= Beginning of Section =
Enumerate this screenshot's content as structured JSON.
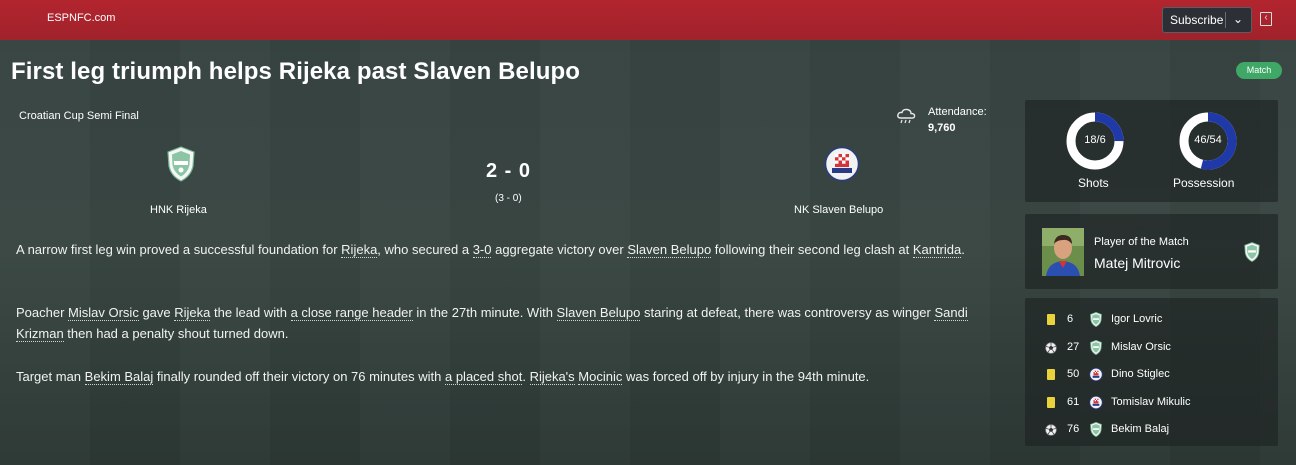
{
  "header": {
    "brand": "ESPNFC.com",
    "subscribe_label": "Subscribe"
  },
  "article": {
    "headline": "First leg triumph helps Rijeka past Slaven Belupo",
    "badge": "Match",
    "paragraphs": [
      [
        "A narrow first leg win proved a successful foundation for ",
        "Rijeka",
        ", who secured a ",
        "3-0",
        " aggregate victory over ",
        "Slaven Belupo",
        " following their second leg clash at ",
        "Kantrida",
        "."
      ],
      [
        "Poacher ",
        "Mislav Orsic",
        " gave ",
        "Rijeka",
        " the lead with ",
        "a close range header",
        " in the 27th minute. With ",
        "Slaven Belupo",
        " staring at defeat, there was controversy as winger ",
        "Sandi Krizman",
        " then had a penalty shout turned down."
      ],
      [
        "Target man ",
        "Bekim Balaj",
        " finally rounded off their victory on 76 minutes with ",
        "a placed shot",
        ". ",
        "Rijeka's",
        " ",
        "Mocinic",
        " was forced off by injury in the 94th minute."
      ]
    ]
  },
  "match": {
    "competition": "Croatian Cup Semi Final",
    "attendance_label": "Attendance:",
    "attendance_value": "9,760",
    "home_team": "HNK Rijeka",
    "away_team": "NK Slaven Belupo",
    "score": "2 - 0",
    "aggregate": "(3 - 0)",
    "weather_icon": "cloud-rain-icon"
  },
  "stats": {
    "shots_text": "18/6",
    "shots_home": 18,
    "shots_away": 6,
    "shots_label": "Shots",
    "possession_text": "46/54",
    "possession_home": 46,
    "possession_away": 54,
    "possession_label": "Possession",
    "home_color": "#ffffff",
    "away_color": "#1f3aa8"
  },
  "potm": {
    "title": "Player of the Match",
    "name": "Matej Mitrovic"
  },
  "events": [
    {
      "type": "yellow-card",
      "minute": "6",
      "team": "home",
      "player": "Igor Lovric"
    },
    {
      "type": "goal",
      "minute": "27",
      "team": "home",
      "player": "Mislav Orsic"
    },
    {
      "type": "yellow-card",
      "minute": "50",
      "team": "away",
      "player": "Dino Stiglec"
    },
    {
      "type": "yellow-card",
      "minute": "61",
      "team": "away",
      "player": "Tomislav Mikulic"
    },
    {
      "type": "goal",
      "minute": "76",
      "team": "home",
      "player": "Bekim Balaj"
    }
  ]
}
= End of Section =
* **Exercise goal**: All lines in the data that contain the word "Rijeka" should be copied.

* **Written solution**:
    "headline": "First leg triumph helps Rijeka past Slaven Belupo",
        "Rijeka",
        "Rijeka",
        "Rijeka's",
    "home_team": "HNK Rijeka",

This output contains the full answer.